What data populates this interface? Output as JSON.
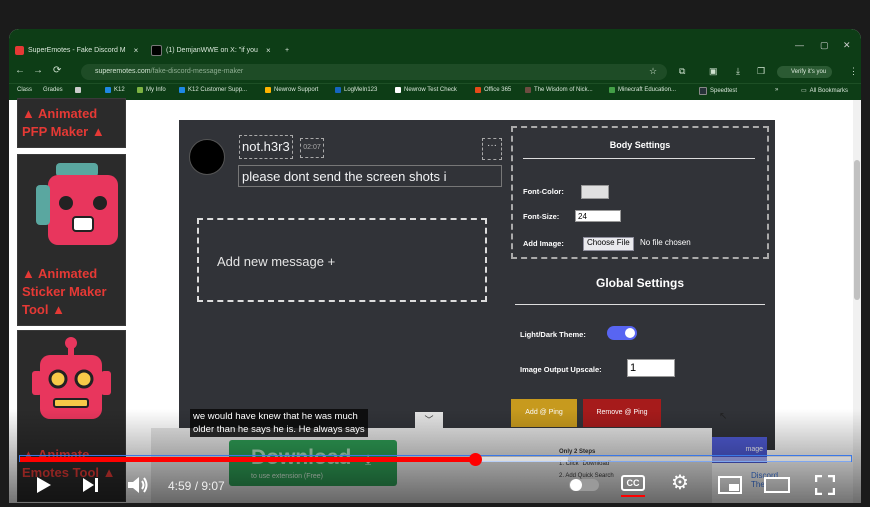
{
  "browser": {
    "tabs": [
      {
        "title": "SuperEmotes - Fake Discord M",
        "close": "×",
        "favicon_color": "#e53935"
      },
      {
        "title": "(1) DemjanWWE on X: \"if you",
        "close": "×",
        "favicon_color": "#000000"
      }
    ],
    "new_tab": "+",
    "window_controls": {
      "min": "—",
      "max": "▢",
      "close": "✕"
    },
    "url_host": "superemotes.com",
    "url_path": "/fake-discord-message-maker",
    "verify_label": "Verify it's you",
    "bookmarks": [
      {
        "label": "Class",
        "color": "#0d3d16"
      },
      {
        "label": "Grades",
        "color": "#0d3d16"
      },
      {
        "label": "",
        "color": "#cccccc"
      },
      {
        "label": "K12",
        "color": "#1e88e5"
      },
      {
        "label": "My Info",
        "color": "#7cb342"
      },
      {
        "label": "K12 Customer Supp...",
        "color": "#1e88e5"
      },
      {
        "label": "Newrow Support",
        "color": "#ffb300"
      },
      {
        "label": "LogMeIn123",
        "color": "#1565c0"
      },
      {
        "label": "Newrow Test Check",
        "color": "#ffffff"
      },
      {
        "label": "Office 365",
        "color": "#e64a19"
      },
      {
        "label": "The Wisdom of Nick...",
        "color": "#6d4c41"
      },
      {
        "label": "Minecraft Education...",
        "color": "#43a047"
      },
      {
        "label": "Speedtest",
        "color": "#263238"
      }
    ],
    "bookmarks_more": "»",
    "all_bookmarks": "All Bookmarks"
  },
  "sidebar": {
    "cards": [
      {
        "title": [
          "Animated",
          "PFP Maker"
        ]
      },
      {
        "title": [
          "Animated",
          "Sticker Maker",
          "Tool"
        ]
      },
      {
        "title": [
          "Animate",
          "Emotes Tool"
        ]
      }
    ]
  },
  "editor": {
    "username": "not.h3r3",
    "timestamp": "02:07",
    "more": "···",
    "message": "please dont send the screen shots i",
    "add_message": "Add new message +",
    "body_settings": {
      "title": "Body Settings",
      "font_color_label": "Font-Color:",
      "font_size_label": "Font-Size:",
      "font_size_value": "24",
      "add_image_label": "Add Image:",
      "choose_file": "Choose File",
      "no_file": "No file chosen"
    },
    "global_settings": {
      "title": "Global Settings",
      "theme_label": "Light/Dark Theme:",
      "theme_dark": true,
      "upscale_label": "Image Output Upscale:",
      "upscale_value": "1"
    },
    "add_ping": "Add @ Ping",
    "remove_ping": "Remove @ Ping",
    "image_button": "mage",
    "discord_label": "Discord The"
  },
  "download_popup": {
    "caret": "﹀",
    "download_label": "Download",
    "download_sub": "to use extension (Free)",
    "steps_title": "Only 2 Steps",
    "step1": "1. Click \"Download\"",
    "step2": "2. Add Quick Search"
  },
  "video": {
    "caption_line1": "we would have knew that he was much",
    "caption_line2": "older than he says he is. He always says",
    "current_time": "4:59",
    "duration": "9:07",
    "played_fraction": 0.547,
    "loaded_fraction": 0.66,
    "cc_label": "CC",
    "colors": {
      "played": "#ff0000"
    }
  }
}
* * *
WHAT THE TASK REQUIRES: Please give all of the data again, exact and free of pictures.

WRITTEN SOLUTION:
What data populates this interface? Output as JSON.
{
  "browser": {
    "tabs": [
      {
        "title": "SuperEmotes - Fake Discord M",
        "close": "×",
        "favicon_color": "#e53935"
      },
      {
        "title": "(1) DemjanWWE on X: \"if you",
        "close": "×",
        "favicon_color": "#000000"
      }
    ],
    "new_tab": "+",
    "window_controls": {
      "min": "—",
      "max": "▢",
      "close": "✕"
    },
    "url_host": "superemotes.com",
    "url_path": "/fake-discord-message-maker",
    "verify_label": "Verify it's you",
    "bookmarks": [
      {
        "label": "Class",
        "color": "#0d3d16"
      },
      {
        "label": "Grades",
        "color": "#0d3d16"
      },
      {
        "label": "",
        "color": "#cccccc"
      },
      {
        "label": "K12",
        "color": "#1e88e5"
      },
      {
        "label": "My Info",
        "color": "#7cb342"
      },
      {
        "label": "K12 Customer Supp...",
        "color": "#1e88e5"
      },
      {
        "label": "Newrow Support",
        "color": "#ffb300"
      },
      {
        "label": "LogMeIn123",
        "color": "#1565c0"
      },
      {
        "label": "Newrow Test Check",
        "color": "#ffffff"
      },
      {
        "label": "Office 365",
        "color": "#e64a19"
      },
      {
        "label": "The Wisdom of Nick...",
        "color": "#6d4c41"
      },
      {
        "label": "Minecraft Education...",
        "color": "#43a047"
      },
      {
        "label": "Speedtest",
        "color": "#263238"
      }
    ],
    "bookmarks_more": "»",
    "all_bookmarks": "All Bookmarks"
  },
  "sidebar": {
    "cards": [
      {
        "title": [
          "Animated",
          "PFP Maker"
        ]
      },
      {
        "title": [
          "Animated",
          "Sticker Maker",
          "Tool"
        ]
      },
      {
        "title": [
          "Animate",
          "Emotes Tool"
        ]
      }
    ]
  },
  "editor": {
    "username": "not.h3r3",
    "timestamp": "02:07",
    "more": "···",
    "message": "please dont send the screen shots i",
    "add_message": "Add new message +",
    "body_settings": {
      "title": "Body Settings",
      "font_color_label": "Font-Color:",
      "font_size_label": "Font-Size:",
      "font_size_value": "24",
      "add_image_label": "Add Image:",
      "choose_file": "Choose File",
      "no_file": "No file chosen"
    },
    "global_settings": {
      "title": "Global Settings",
      "theme_label": "Light/Dark Theme:",
      "theme_dark": true,
      "upscale_label": "Image Output Upscale:",
      "upscale_value": "1"
    },
    "add_ping": "Add @ Ping",
    "remove_ping": "Remove @ Ping",
    "image_button": "mage",
    "discord_label": "Discord The"
  },
  "download_popup": {
    "caret": "﹀",
    "download_label": "Download",
    "download_sub": "to use extension (Free)",
    "steps_title": "Only 2 Steps",
    "step1": "1. Click \"Download\"",
    "step2": "2. Add Quick Search"
  },
  "video": {
    "caption_line1": "we would have knew that he was much",
    "caption_line2": "older than he says he is. He always says",
    "current_time": "4:59",
    "duration": "9:07",
    "played_fraction": 0.547,
    "loaded_fraction": 0.66,
    "cc_label": "CC",
    "colors": {
      "played": "#ff0000"
    }
  }
}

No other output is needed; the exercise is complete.